What you should know about the non-sporting dog breed, Lhasa Apso
The Lhasa Apso
The Lhasa Apso (pronounced “lah-sa ahp-so”) is a small, adorable dog which looks like an over-sized shih tzu (which is a toy breed). It is not your typical lapdog, as it is said that this breed has had a working heritage in the Himalayas of Tibet, where it is originally from.
Tibetan monks who lived in temples and monasteries originally had the Lhasa Apso for their watchdogs. It was believed that the dog was sacred; that when its master died, the soul entered the Lhasa Apso’s body. Aside from holy men of Tibet, the Lhasa Apso was bred only by the nobles. These dogs were regarded as good luck charms to their owners.
The Lhasa Apso would soon be introduced to the rest of the world as in the 1920s. At the time, the 13th Dalai Lama, Thubten Gyatso, then the ruler of Tibet was giving away pairs of Lhasa Apsos as gifts to visiting foreign diplomats.
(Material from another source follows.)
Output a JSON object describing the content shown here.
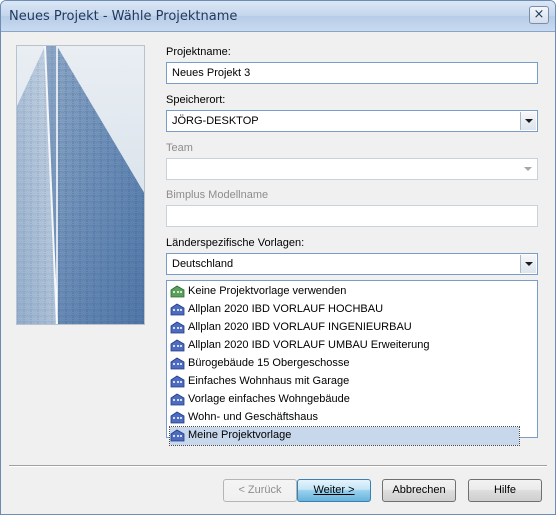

Mr. C. Suyman Cutting of the US was gifted a pair hence the arrival of first Lhasa Apsos of this breed in the shores of America. The American Kennel Club (AKC) recognized the breed in 1935.
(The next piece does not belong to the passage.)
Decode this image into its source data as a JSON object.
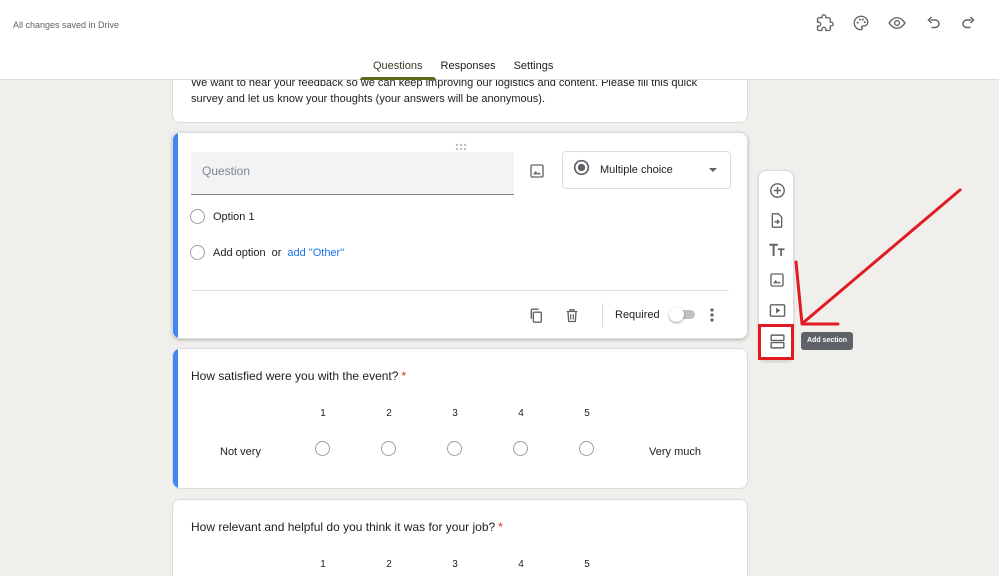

Idealy, male Lhasa Apsos should be about 11 inches in height and should weigh about 14-18 pounds (6–8 kg). The females are slightly smaller, and lighter.
This breed’s coat’s texture is heavy and straight, and colors come in shades of gold, black, white and gold-red. Puppies’ coats change color – normally from dark shade to light- as they get older. The coat is straight and long all over the body, even touching the floor.
It has small, rounded dark deep-set eyes and a black little nose, and heavily feathered pendant ears. The feet are round and catlike and hairy. The tail is set high, well feathered and carried over the back in a screw.
Friendly, intelligent, lively, and in constant need of attention, this dog makes a very good pet. It is very affectionate, loyal and obedient to their masters. It is not difficult to house-train if started early on – around 2 to 3 months old.
It is a very good watchdog with a loud but cute bark. It alerts its master of visitors – an innate feature of this breed because of its history.
Generally a very healthy dog. Sometimes, it may develop skin problems especially if the coat is not kept free of parasites. They may tend to get hip dysplasia, kidney problems, eye problems and bleeding ulcers.
The long coat splits at the spine and falls straight on either side, sometimes touching the floor. Its coat needs daily brushing. A favorite of many owners is “short look” as this will not require too much trimming, cutting and grooming.
Ideal Living Conditions
Very suitable for apartment living. A yard would be nice as it does need space to run freely about but generally, indoors are okay.
Play requirements and exerciseIt needs a daily walk, although playtime is already its exerciose time.
About 15 or more years is normal. Some live up to 18 or more years.